(Interface dataset entries)
▼

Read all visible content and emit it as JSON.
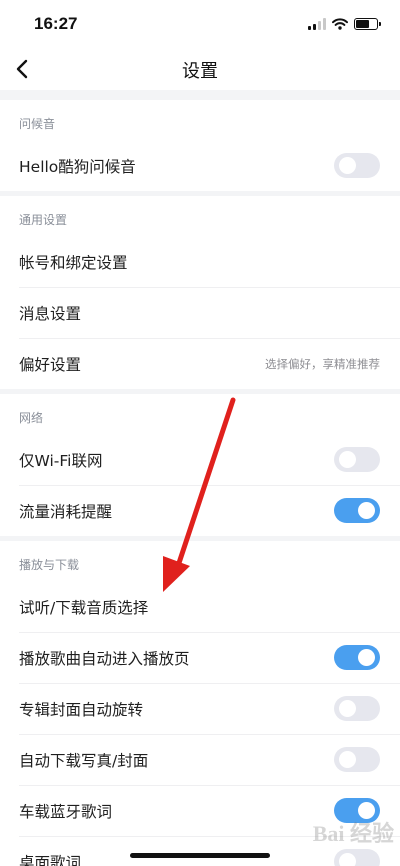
{
  "status_bar": {
    "time": "16:27"
  },
  "nav": {
    "title": "设置"
  },
  "sections": {
    "greeting": {
      "header": "问候音",
      "items": [
        {
          "label": "Hello酷狗问候音",
          "toggle": false
        }
      ]
    },
    "general": {
      "header": "通用设置",
      "items": [
        {
          "label": "帐号和绑定设置"
        },
        {
          "label": "消息设置"
        },
        {
          "label": "偏好设置",
          "hint": "选择偏好，享精准推荐"
        }
      ]
    },
    "network": {
      "header": "网络",
      "items": [
        {
          "label": "仅Wi-Fi联网",
          "toggle": false
        },
        {
          "label": "流量消耗提醒",
          "toggle": true
        }
      ]
    },
    "playback": {
      "header": "播放与下载",
      "items": [
        {
          "label": "试听/下载音质选择"
        },
        {
          "label": "播放歌曲自动进入播放页",
          "toggle": true
        },
        {
          "label": "专辑封面自动旋转",
          "toggle": false
        },
        {
          "label": "自动下载写真/封面",
          "toggle": false
        },
        {
          "label": "车载蓝牙歌词",
          "toggle": true
        },
        {
          "label": "桌面歌词",
          "toggle": false
        }
      ]
    }
  },
  "watermark": {
    "text": "Bai 经验"
  },
  "colors": {
    "accent": "#4a9fef",
    "toggle_off": "#e6e7ee",
    "annotation_arrow": "#e0211d"
  }
}
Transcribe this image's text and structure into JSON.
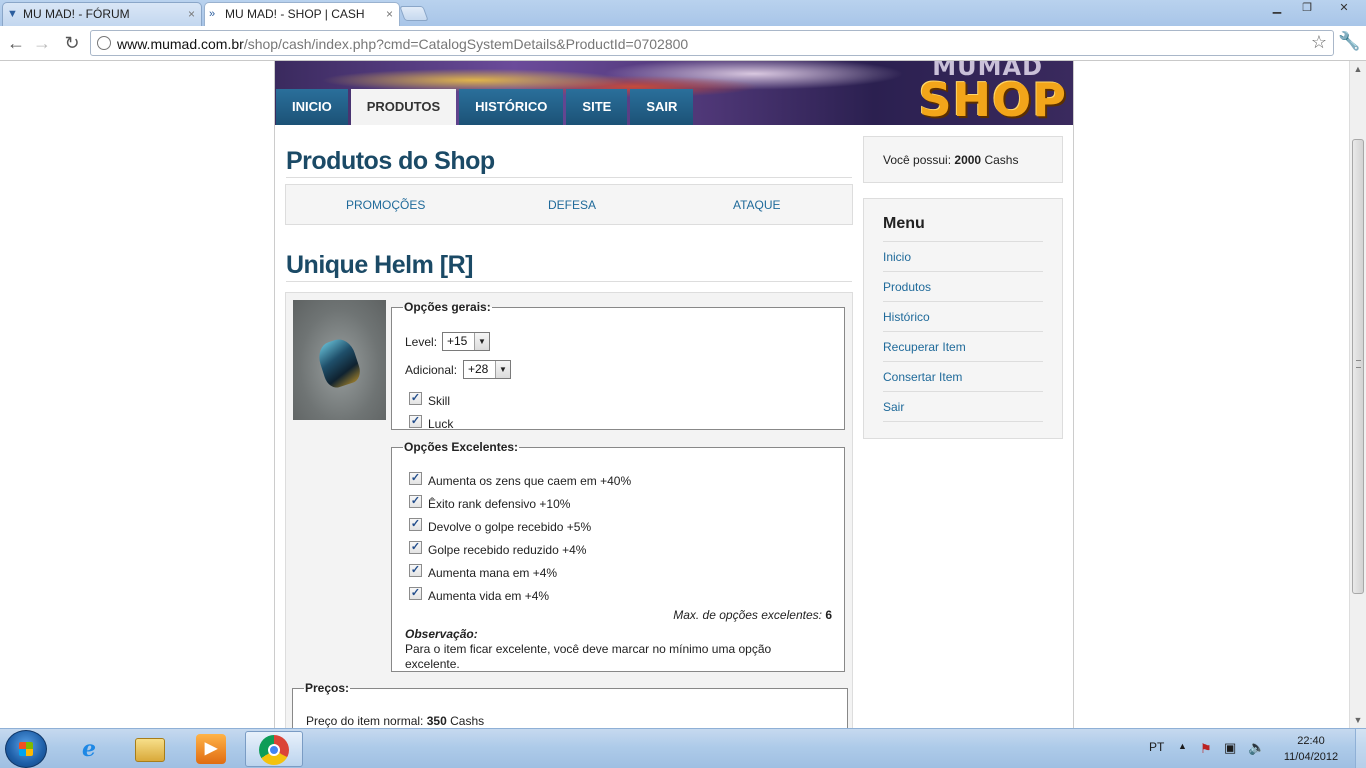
{
  "browser": {
    "tabs": [
      {
        "title": "MU MAD! - FÓRUM",
        "active": false
      },
      {
        "title": "MU MAD! - SHOP | CASH",
        "active": true
      }
    ],
    "url_domain": "www.mumad.com.br",
    "url_path": "/shop/cash/index.php?cmd=CatalogSystemDetails&ProductId=0702800"
  },
  "banner": {
    "brand_top": "MUMAD",
    "brand_main": "SHOP"
  },
  "nav": [
    {
      "label": "INICIO",
      "active": false
    },
    {
      "label": "PRODUTOS",
      "active": true
    },
    {
      "label": "HISTÓRICO",
      "active": false
    },
    {
      "label": "SITE",
      "active": false
    },
    {
      "label": "SAIR",
      "active": false
    }
  ],
  "main": {
    "title": "Produtos do Shop",
    "categories": [
      "PROMOÇÕES",
      "DEFESA",
      "ATAQUE"
    ],
    "product_name": "Unique Helm [R]",
    "general": {
      "legend": "Opções gerais:",
      "level_label": "Level:",
      "level_value": "+15",
      "additional_label": "Adicional:",
      "additional_value": "+28",
      "skill_label": "Skill",
      "skill_checked": true,
      "luck_label": "Luck",
      "luck_checked": true
    },
    "excellent": {
      "legend": "Opções Excelentes:",
      "options": [
        {
          "label": "Aumenta os zens que caem em +40%",
          "checked": true
        },
        {
          "label": "Êxito rank defensivo +10%",
          "checked": true
        },
        {
          "label": "Devolve o golpe recebido +5%",
          "checked": true
        },
        {
          "label": "Golpe recebido reduzido +4%",
          "checked": true
        },
        {
          "label": "Aumenta mana em +4%",
          "checked": true
        },
        {
          "label": "Aumenta vida em +4%",
          "checked": true
        }
      ],
      "max_label": "Max. de opções excelentes:",
      "max_value": "6",
      "note_title": "Observação:",
      "note_line1": "Para o item ficar excelente, você deve marcar no mínimo uma opção",
      "note_line2": "excelente."
    },
    "prices": {
      "legend": "Preços:",
      "normal_label": "Preço do item normal:",
      "normal_value": "350",
      "currency": "Cashs"
    }
  },
  "sidebar": {
    "balance_prefix": "Você possui:",
    "balance_value": "2000",
    "balance_unit": "Cashs",
    "menu_title": "Menu",
    "menu": [
      "Inicio",
      "Produtos",
      "Histórico",
      "Recuperar Item",
      "Consertar Item",
      "Sair"
    ]
  },
  "taskbar": {
    "language": "PT",
    "time": "22:40",
    "date": "11/04/2012",
    "pinned_icons": [
      "internet-explorer-icon",
      "windows-explorer-icon",
      "media-player-icon",
      "chrome-icon"
    ]
  }
}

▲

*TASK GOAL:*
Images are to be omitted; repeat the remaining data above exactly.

*REPLY TO THE EXERCISE:*
Read all visible content and emit it as JSON.
{
  "status_bar": {
    "time": "16:27"
  },
  "nav": {
    "title": "设置"
  },
  "sections": {
    "greeting": {
      "header": "问候音",
      "items": [
        {
          "label": "Hello酷狗问候音",
          "toggle": false
        }
      ]
    },
    "general": {
      "header": "通用设置",
      "items": [
        {
          "label": "帐号和绑定设置"
        },
        {
          "label": "消息设置"
        },
        {
          "label": "偏好设置",
          "hint": "选择偏好，享精准推荐"
        }
      ]
    },
    "network": {
      "header": "网络",
      "items": [
        {
          "label": "仅Wi-Fi联网",
          "toggle": false
        },
        {
          "label": "流量消耗提醒",
          "toggle": true
        }
      ]
    },
    "playback": {
      "header": "播放与下载",
      "items": [
        {
          "label": "试听/下载音质选择"
        },
        {
          "label": "播放歌曲自动进入播放页",
          "toggle": true
        },
        {
          "label": "专辑封面自动旋转",
          "toggle": false
        },
        {
          "label": "自动下载写真/封面",
          "toggle": false
        },
        {
          "label": "车载蓝牙歌词",
          "toggle": true
        },
        {
          "label": "桌面歌词",
          "toggle": false
        }
      ]
    }
  },
  "watermark": {
    "text": "Bai 经验"
  },
  "colors": {
    "accent": "#4a9fef",
    "toggle_off": "#e6e7ee",
    "annotation_arrow": "#e0211d"
  }
}
Transcribe this image's text and structure into JSON.
{
  "browser": {
    "tabs": [
      {
        "title": "MU MAD! - FÓRUM",
        "active": false
      },
      {
        "title": "MU MAD! - SHOP | CASH",
        "active": true
      }
    ],
    "url_domain": "www.mumad.com.br",
    "url_path": "/shop/cash/index.php?cmd=CatalogSystemDetails&ProductId=0702800"
  },
  "banner": {
    "brand_top": "MUMAD",
    "brand_main": "SHOP"
  },
  "nav": [
    {
      "label": "INICIO",
      "active": false
    },
    {
      "label": "PRODUTOS",
      "active": true
    },
    {
      "label": "HISTÓRICO",
      "active": false
    },
    {
      "label": "SITE",
      "active": false
    },
    {
      "label": "SAIR",
      "active": false
    }
  ],
  "main": {
    "title": "Produtos do Shop",
    "categories": [
      "PROMOÇÕES",
      "DEFESA",
      "ATAQUE"
    ],
    "product_name": "Unique Helm [R]",
    "general": {
      "legend": "Opções gerais:",
      "level_label": "Level:",
      "level_value": "+15",
      "additional_label": "Adicional:",
      "additional_value": "+28",
      "skill_label": "Skill",
      "skill_checked": true,
      "luck_label": "Luck",
      "luck_checked": true
    },
    "excellent": {
      "legend": "Opções Excelentes:",
      "options": [
        {
          "label": "Aumenta os zens que caem em +40%",
          "checked": true
        },
        {
          "label": "Êxito rank defensivo +10%",
          "checked": true
        },
        {
          "label": "Devolve o golpe recebido +5%",
          "checked": true
        },
        {
          "label": "Golpe recebido reduzido +4%",
          "checked": true
        },
        {
          "label": "Aumenta mana em +4%",
          "checked": true
        },
        {
          "label": "Aumenta vida em +4%",
          "checked": true
        }
      ],
      "max_label": "Max. de opções excelentes:",
      "max_value": "6",
      "note_title": "Observação:",
      "note_line1": "Para o item ficar excelente, você deve marcar no mínimo uma opção",
      "note_line2": "excelente."
    },
    "prices": {
      "legend": "Preços:",
      "normal_label": "Preço do item normal:",
      "normal_value": "350",
      "currency": "Cashs"
    }
  },
  "sidebar": {
    "balance_prefix": "Você possui:",
    "balance_value": "2000",
    "balance_unit": "Cashs",
    "menu_title": "Menu",
    "menu": [
      "Inicio",
      "Produtos",
      "Histórico",
      "Recuperar Item",
      "Consertar Item",
      "Sair"
    ]
  },
  "taskbar": {
    "language": "PT",
    "time": "22:40",
    "date": "11/04/2012",
    "pinned_icons": [
      "internet-explorer-icon",
      "windows-explorer-icon",
      "media-player-icon",
      "chrome-icon"
    ]
  }
}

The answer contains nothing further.